It’s an art and especially through these times, many leaders have more to do than ever.
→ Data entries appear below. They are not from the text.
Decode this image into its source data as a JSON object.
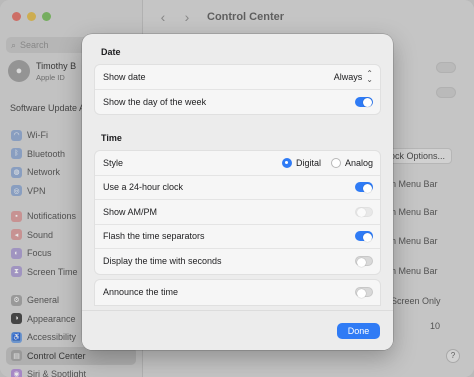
{
  "sidebar": {
    "search_placeholder": "Search",
    "user": {
      "name": "Timothy B",
      "subtitle": "Apple ID"
    },
    "software_update": "Software Update A",
    "groups": [
      [
        {
          "label": "Wi-Fi",
          "icon": "wifi-icon",
          "color": "#8da7d0",
          "glyph": "◠"
        },
        {
          "label": "Bluetooth",
          "icon": "bluetooth-icon",
          "color": "#8da7d0",
          "glyph": "ᛒ"
        },
        {
          "label": "Network",
          "icon": "globe-icon",
          "color": "#8da7d0",
          "glyph": "◍"
        },
        {
          "label": "VPN",
          "icon": "vpn-icon",
          "color": "#8da7d0",
          "glyph": "◎"
        }
      ],
      [
        {
          "label": "Notifications",
          "icon": "bell-icon",
          "color": "#d89898",
          "glyph": "▪"
        },
        {
          "label": "Sound",
          "icon": "speaker-icon",
          "color": "#d89898",
          "glyph": "◂"
        },
        {
          "label": "Focus",
          "icon": "moon-icon",
          "color": "#a99ad0",
          "glyph": "◐"
        },
        {
          "label": "Screen Time",
          "icon": "hourglass-icon",
          "color": "#a99ad0",
          "glyph": "⧗"
        }
      ],
      [
        {
          "label": "General",
          "icon": "gear-icon",
          "color": "#a0a0a0",
          "glyph": "⚙"
        },
        {
          "label": "Appearance",
          "icon": "appearance-icon",
          "color": "#3a3a3a",
          "glyph": "◑"
        },
        {
          "label": "Accessibility",
          "icon": "accessibility-icon",
          "color": "#6b9be0",
          "glyph": "♿"
        },
        {
          "label": "Control Center",
          "icon": "control-center-icon",
          "color": "#a0a0a0",
          "glyph": "▤",
          "active": true
        },
        {
          "label": "Siri & Spotlight",
          "icon": "siri-icon",
          "color": "#b08ad6",
          "glyph": "◉"
        }
      ]
    ]
  },
  "header": {
    "title": "Control Center"
  },
  "background": {
    "clock_options": "ock Options...",
    "menu_bar_1": "n Menu Bar",
    "menu_bar_2": "n Menu Bar",
    "menu_bar_3": "n Menu Bar",
    "menu_bar_4": "n Menu Bar",
    "screen_only": "Screen Only",
    "number": "10"
  },
  "sheet": {
    "date": {
      "title": "Date",
      "show_date_label": "Show date",
      "show_date_value": "Always",
      "day_of_week_label": "Show the day of the week",
      "day_of_week_on": true
    },
    "time": {
      "title": "Time",
      "style_label": "Style",
      "style_options": [
        "Digital",
        "Analog"
      ],
      "style_selected": "Digital",
      "rows": [
        {
          "label": "Use a 24-hour clock",
          "state": "on"
        },
        {
          "label": "Show AM/PM",
          "state": "disabled"
        },
        {
          "label": "Flash the time separators",
          "state": "on"
        },
        {
          "label": "Display the time with seconds",
          "state": "off"
        }
      ],
      "announce_label": "Announce the time",
      "announce_state": "off"
    },
    "done_label": "Done"
  }
}
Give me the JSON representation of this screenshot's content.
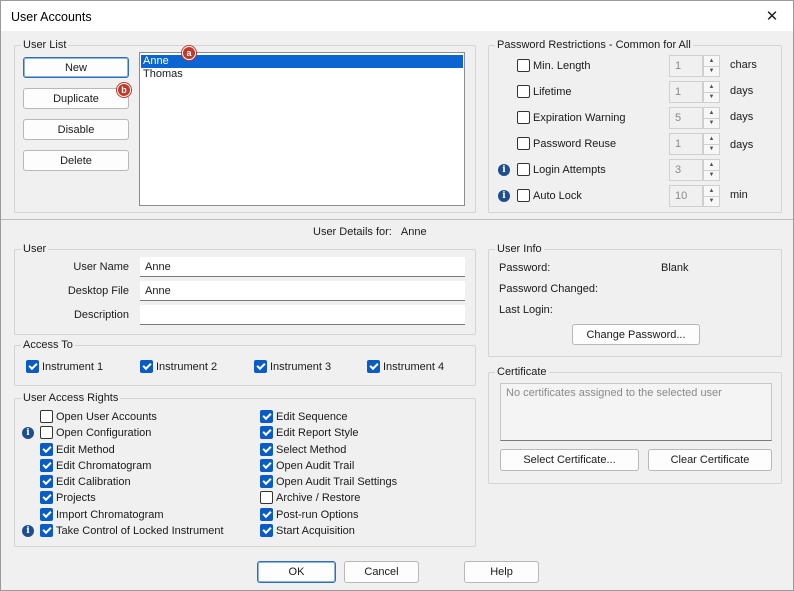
{
  "window": {
    "title": "User Accounts",
    "close_glyph": "✕"
  },
  "user_list": {
    "label": "User List",
    "buttons": {
      "new": "New",
      "duplicate": "Duplicate",
      "disable": "Disable",
      "delete": "Delete"
    },
    "users": [
      "Anne",
      "Thomas"
    ],
    "selected_user": "Anne",
    "badges": {
      "a": "a",
      "b": "b"
    }
  },
  "password_restrictions": {
    "label": "Password Restrictions - Common for All",
    "rows": [
      {
        "label": "Min. Length",
        "checked": false,
        "value": "1",
        "unit": "chars",
        "info": false
      },
      {
        "label": "Lifetime",
        "checked": false,
        "value": "1",
        "unit": "days",
        "info": false
      },
      {
        "label": "Expiration Warning",
        "checked": false,
        "value": "5",
        "unit": "days",
        "info": false
      },
      {
        "label": "Password Reuse",
        "checked": false,
        "value": "1",
        "unit": "days",
        "info": false
      },
      {
        "label": "Login Attempts",
        "checked": false,
        "value": "3",
        "unit": "",
        "info": true
      },
      {
        "label": "Auto Lock",
        "checked": false,
        "value": "10",
        "unit": "min",
        "info": true
      }
    ]
  },
  "details_header": {
    "label": "User Details for:",
    "user": "Anne"
  },
  "user": {
    "label": "User",
    "fields": {
      "user_name_label": "User Name",
      "user_name": "Anne",
      "desktop_file_label": "Desktop File",
      "desktop_file": "Anne",
      "description_label": "Description",
      "description": ""
    }
  },
  "user_info": {
    "label": "User Info",
    "password_label": "Password:",
    "password_value": "Blank",
    "password_changed_label": "Password Changed:",
    "last_login_label": "Last Login:",
    "change_password": "Change Password..."
  },
  "access_to": {
    "label": "Access To",
    "instruments": [
      {
        "label": "Instrument 1",
        "checked": true
      },
      {
        "label": "Instrument 2",
        "checked": true
      },
      {
        "label": "Instrument 3",
        "checked": true
      },
      {
        "label": "Instrument 4",
        "checked": true
      }
    ]
  },
  "access_rights": {
    "label": "User Access Rights",
    "left": [
      {
        "label": "Open User Accounts",
        "checked": false,
        "info": false
      },
      {
        "label": "Open Configuration",
        "checked": false,
        "info": true
      },
      {
        "label": "Edit Method",
        "checked": true,
        "info": false
      },
      {
        "label": "Edit Chromatogram",
        "checked": true,
        "info": false
      },
      {
        "label": "Edit Calibration",
        "checked": true,
        "info": false
      },
      {
        "label": "Projects",
        "checked": true,
        "info": false
      },
      {
        "label": "Import Chromatogram",
        "checked": true,
        "info": false
      },
      {
        "label": "Take Control of Locked Instrument",
        "checked": true,
        "info": true
      }
    ],
    "right": [
      {
        "label": "Edit Sequence",
        "checked": true
      },
      {
        "label": "Edit Report Style",
        "checked": true
      },
      {
        "label": "Select Method",
        "checked": true
      },
      {
        "label": "Open Audit Trail",
        "checked": true
      },
      {
        "label": "Open Audit Trail Settings",
        "checked": true
      },
      {
        "label": "Archive / Restore",
        "checked": false
      },
      {
        "label": "Post-run Options",
        "checked": true
      },
      {
        "label": "Start Acquisition",
        "checked": true
      }
    ]
  },
  "certificate": {
    "label": "Certificate",
    "empty_text": "No certificates assigned to the selected user",
    "select": "Select Certificate...",
    "clear": "Clear Certificate"
  },
  "footer": {
    "ok": "OK",
    "cancel": "Cancel",
    "help": "Help"
  },
  "colors": {
    "accent": "#0a5cc4",
    "selection": "#0a64d2",
    "badge": "#c0392b",
    "info": "#1f4e8c"
  }
}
But we must not end up in the trap of robotically getting things done without allowing time for the energy-enhancing situations that can provide so much value.

Image Credit: ilham Wicaksono 

 

Unlock your people’s potential today

Enter your details to stay up to date with the latest news events and program updates.

Any personal information you provide via this website will be collected by Monash University and Thrive Global for the purposes of delivering the Thrive program to you and to send you marketing communications, if you choose to receive them.

To see how Monash handles your personal information please refer to our Data Protection and Privacy Procedure and Visitors and Enquirers Data Protection and Privacy Collection Statement or contact dataprotectionofficer@monash.edu
To see how Thrive Global handles your personal information please see thriveglobal.com/privacy/.

*Required Fields

Any personal information you provide via this website will be collected by Monash University and Thrive Global for the purposes of delivering the Thrive program to you and to send you marketing communications, if you choose to receive them.

To see how Monash handles your personal information please refer to our Data Protection and Privacy Procedure and Visitors and Enquirers Data Protection and Privacy Collection Statement or contact dataprotectionofficer@monash.edu
To see how Thrive Global handles your personal information please see thriveglobal.com/privacy/.